Task objective:
Extract all data as written.

Given information:
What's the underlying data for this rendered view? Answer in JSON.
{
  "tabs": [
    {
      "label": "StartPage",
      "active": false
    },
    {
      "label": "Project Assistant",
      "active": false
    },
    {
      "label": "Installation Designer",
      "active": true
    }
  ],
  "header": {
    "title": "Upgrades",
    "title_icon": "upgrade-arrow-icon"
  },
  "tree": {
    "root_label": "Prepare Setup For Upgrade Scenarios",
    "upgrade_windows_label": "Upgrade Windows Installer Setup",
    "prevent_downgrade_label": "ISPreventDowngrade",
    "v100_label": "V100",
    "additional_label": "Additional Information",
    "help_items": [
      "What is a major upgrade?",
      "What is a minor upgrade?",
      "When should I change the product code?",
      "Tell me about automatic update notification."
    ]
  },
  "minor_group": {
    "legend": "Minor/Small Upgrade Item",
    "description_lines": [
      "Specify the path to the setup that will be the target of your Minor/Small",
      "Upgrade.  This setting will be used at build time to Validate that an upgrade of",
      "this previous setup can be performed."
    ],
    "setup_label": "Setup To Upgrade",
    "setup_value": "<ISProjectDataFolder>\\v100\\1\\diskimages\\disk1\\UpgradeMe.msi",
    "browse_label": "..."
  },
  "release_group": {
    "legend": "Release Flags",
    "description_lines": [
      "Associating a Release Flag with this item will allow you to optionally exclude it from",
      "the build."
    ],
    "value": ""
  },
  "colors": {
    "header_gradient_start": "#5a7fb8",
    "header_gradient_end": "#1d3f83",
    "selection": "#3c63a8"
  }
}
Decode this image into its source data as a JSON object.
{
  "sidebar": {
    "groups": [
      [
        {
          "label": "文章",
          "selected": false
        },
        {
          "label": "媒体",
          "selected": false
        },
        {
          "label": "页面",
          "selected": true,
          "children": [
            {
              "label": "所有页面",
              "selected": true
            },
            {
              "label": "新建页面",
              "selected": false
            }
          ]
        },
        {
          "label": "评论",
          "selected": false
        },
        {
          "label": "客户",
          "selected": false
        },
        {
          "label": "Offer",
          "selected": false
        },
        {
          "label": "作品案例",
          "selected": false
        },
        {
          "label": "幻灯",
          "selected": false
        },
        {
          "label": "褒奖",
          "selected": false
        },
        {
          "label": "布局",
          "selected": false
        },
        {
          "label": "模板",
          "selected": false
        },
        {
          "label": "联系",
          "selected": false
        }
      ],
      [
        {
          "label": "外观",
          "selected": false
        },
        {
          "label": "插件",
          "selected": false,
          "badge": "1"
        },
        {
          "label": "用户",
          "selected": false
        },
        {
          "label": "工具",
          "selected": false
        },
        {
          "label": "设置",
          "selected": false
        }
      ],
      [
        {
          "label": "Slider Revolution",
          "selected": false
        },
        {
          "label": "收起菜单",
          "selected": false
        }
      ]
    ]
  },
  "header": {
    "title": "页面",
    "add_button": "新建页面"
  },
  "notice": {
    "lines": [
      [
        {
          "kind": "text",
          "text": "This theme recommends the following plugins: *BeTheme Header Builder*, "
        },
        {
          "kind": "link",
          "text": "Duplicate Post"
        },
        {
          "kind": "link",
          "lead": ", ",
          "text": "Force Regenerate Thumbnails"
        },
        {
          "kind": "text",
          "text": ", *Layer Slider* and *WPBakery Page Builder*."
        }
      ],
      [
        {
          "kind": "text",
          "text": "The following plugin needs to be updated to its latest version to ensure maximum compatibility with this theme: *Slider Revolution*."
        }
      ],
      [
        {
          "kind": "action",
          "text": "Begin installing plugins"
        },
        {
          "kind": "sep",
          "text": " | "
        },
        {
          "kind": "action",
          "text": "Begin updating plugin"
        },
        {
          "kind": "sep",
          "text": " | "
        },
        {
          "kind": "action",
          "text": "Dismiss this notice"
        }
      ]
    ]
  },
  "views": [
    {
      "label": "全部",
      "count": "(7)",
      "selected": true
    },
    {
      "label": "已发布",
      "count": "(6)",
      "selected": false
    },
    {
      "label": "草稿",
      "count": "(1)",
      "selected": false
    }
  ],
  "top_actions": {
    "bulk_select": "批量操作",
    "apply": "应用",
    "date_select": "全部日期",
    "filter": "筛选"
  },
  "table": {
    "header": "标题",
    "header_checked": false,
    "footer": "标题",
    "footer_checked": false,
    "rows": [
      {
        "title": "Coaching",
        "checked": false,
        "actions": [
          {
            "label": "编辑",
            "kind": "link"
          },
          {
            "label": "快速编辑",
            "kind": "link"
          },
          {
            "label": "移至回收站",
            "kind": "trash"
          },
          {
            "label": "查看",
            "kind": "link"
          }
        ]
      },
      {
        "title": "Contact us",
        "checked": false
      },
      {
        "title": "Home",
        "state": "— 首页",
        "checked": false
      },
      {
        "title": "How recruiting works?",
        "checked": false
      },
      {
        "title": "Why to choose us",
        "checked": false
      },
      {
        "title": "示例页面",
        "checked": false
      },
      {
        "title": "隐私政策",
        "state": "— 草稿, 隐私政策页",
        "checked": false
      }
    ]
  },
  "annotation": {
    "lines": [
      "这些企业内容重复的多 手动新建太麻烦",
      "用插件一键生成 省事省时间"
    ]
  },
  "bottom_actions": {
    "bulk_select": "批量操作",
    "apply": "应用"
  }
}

Your solution:
What's the underlying data for this rendered view? Answer in JSON.
{
  "tabs": [
    {
      "label": "StartPage",
      "active": false
    },
    {
      "label": "Project Assistant",
      "active": false
    },
    {
      "label": "Installation Designer",
      "active": true
    }
  ],
  "header": {
    "title": "Upgrades",
    "title_icon": "upgrade-arrow-icon"
  },
  "tree": {
    "root_label": "Prepare Setup For Upgrade Scenarios",
    "upgrade_windows_label": "Upgrade Windows Installer Setup",
    "prevent_downgrade_label": "ISPreventDowngrade",
    "v100_label": "V100",
    "additional_label": "Additional Information",
    "help_items": [
      "What is a major upgrade?",
      "What is a minor upgrade?",
      "When should I change the product code?",
      "Tell me about automatic update notification."
    ]
  },
  "minor_group": {
    "legend": "Minor/Small Upgrade Item",
    "description_lines": [
      "Specify the path to the setup that will be the target of your Minor/Small",
      "Upgrade.  This setting will be used at build time to Validate that an upgrade of",
      "this previous setup can be performed."
    ],
    "setup_label": "Setup To Upgrade",
    "setup_value": "<ISProjectDataFolder>\\v100\\1\\diskimages\\disk1\\UpgradeMe.msi",
    "browse_label": "..."
  },
  "release_group": {
    "legend": "Release Flags",
    "description_lines": [
      "Associating a Release Flag with this item will allow you to optionally exclude it from",
      "the build."
    ],
    "value": ""
  },
  "colors": {
    "header_gradient_start": "#5a7fb8",
    "header_gradient_end": "#1d3f83",
    "selection": "#3c63a8"
  }
}
Decode this image into its source data as a JSON object.
{
  "sidebar": {
    "groups": [
      [
        {
          "label": "文章",
          "selected": false
        },
        {
          "label": "媒体",
          "selected": false
        },
        {
          "label": "页面",
          "selected": true,
          "children": [
            {
              "label": "所有页面",
              "selected": true
            },
            {
              "label": "新建页面",
              "selected": false
            }
          ]
        },
        {
          "label": "评论",
          "selected": false
        },
        {
          "label": "客户",
          "selected": false
        },
        {
          "label": "Offer",
          "selected": false
        },
        {
          "label": "作品案例",
          "selected": false
        },
        {
          "label": "幻灯",
          "selected": false
        },
        {
          "label": "褒奖",
          "selected": false
        },
        {
          "label": "布局",
          "selected": false
        },
        {
          "label": "模板",
          "selected": false
        },
        {
          "label": "联系",
          "selected": false
        }
      ],
      [
        {
          "label": "外观",
          "selected": false
        },
        {
          "label": "插件",
          "selected": false,
          "badge": "1"
        },
        {
          "label": "用户",
          "selected": false
        },
        {
          "label": "工具",
          "selected": false
        },
        {
          "label": "设置",
          "selected": false
        }
      ],
      [
        {
          "label": "Slider Revolution",
          "selected": false
        },
        {
          "label": "收起菜单",
          "selected": false
        }
      ]
    ]
  },
  "header": {
    "title": "页面",
    "add_button": "新建页面"
  },
  "notice": {
    "lines": [
      [
        {
          "kind": "text",
          "text": "This theme recommends the following plugins: *BeTheme Header Builder*, "
        },
        {
          "kind": "link",
          "text": "Duplicate Post"
        },
        {
          "kind": "link",
          "lead": ", ",
          "text": "Force Regenerate Thumbnails"
        },
        {
          "kind": "text",
          "text": ", *Layer Slider* and *WPBakery Page Builder*."
        }
      ],
      [
        {
          "kind": "text",
          "text": "The following plugin needs to be updated to its latest version to ensure maximum compatibility with this theme: *Slider Revolution*."
        }
      ],
      [
        {
          "kind": "action",
          "text": "Begin installing plugins"
        },
        {
          "kind": "sep",
          "text": " | "
        },
        {
          "kind": "action",
          "text": "Begin updating plugin"
        },
        {
          "kind": "sep",
          "text": " | "
        },
        {
          "kind": "action",
          "text": "Dismiss this notice"
        }
      ]
    ]
  },
  "views": [
    {
      "label": "全部",
      "count": "(7)",
      "selected": true
    },
    {
      "label": "已发布",
      "count": "(6)",
      "selected": false
    },
    {
      "label": "草稿",
      "count": "(1)",
      "selected": false
    }
  ],
  "top_actions": {
    "bulk_select": "批量操作",
    "apply": "应用",
    "date_select": "全部日期",
    "filter": "筛选"
  },
  "table": {
    "header": "标题",
    "header_checked": false,
    "footer": "标题",
    "footer_checked": false,
    "rows": [
      {
        "title": "Coaching",
        "checked": false,
        "actions": [
          {
            "label": "编辑",
            "kind": "link"
          },
          {
            "label": "快速编辑",
            "kind": "link"
          },
          {
            "label": "移至回收站",
            "kind": "trash"
          },
          {
            "label": "查看",
            "kind": "link"
          }
        ]
      },
      {
        "title": "Contact us",
        "checked": false
      },
      {
        "title": "Home",
        "state": "— 首页",
        "checked": false
      },
      {
        "title": "How recruiting works?",
        "checked": false
      },
      {
        "title": "Why to choose us",
        "checked": false
      },
      {
        "title": "示例页面",
        "checked": false
      },
      {
        "title": "隐私政策",
        "state": "— 草稿, 隐私政策页",
        "checked": false
      }
    ]
  },
  "annotation": {
    "lines": [
      "这些企业内容重复的多 手动新建太麻烦",
      "用插件一键生成 省事省时间"
    ]
  },
  "bottom_actions": {
    "bulk_select": "批量操作",
    "apply": "应用"
  }
}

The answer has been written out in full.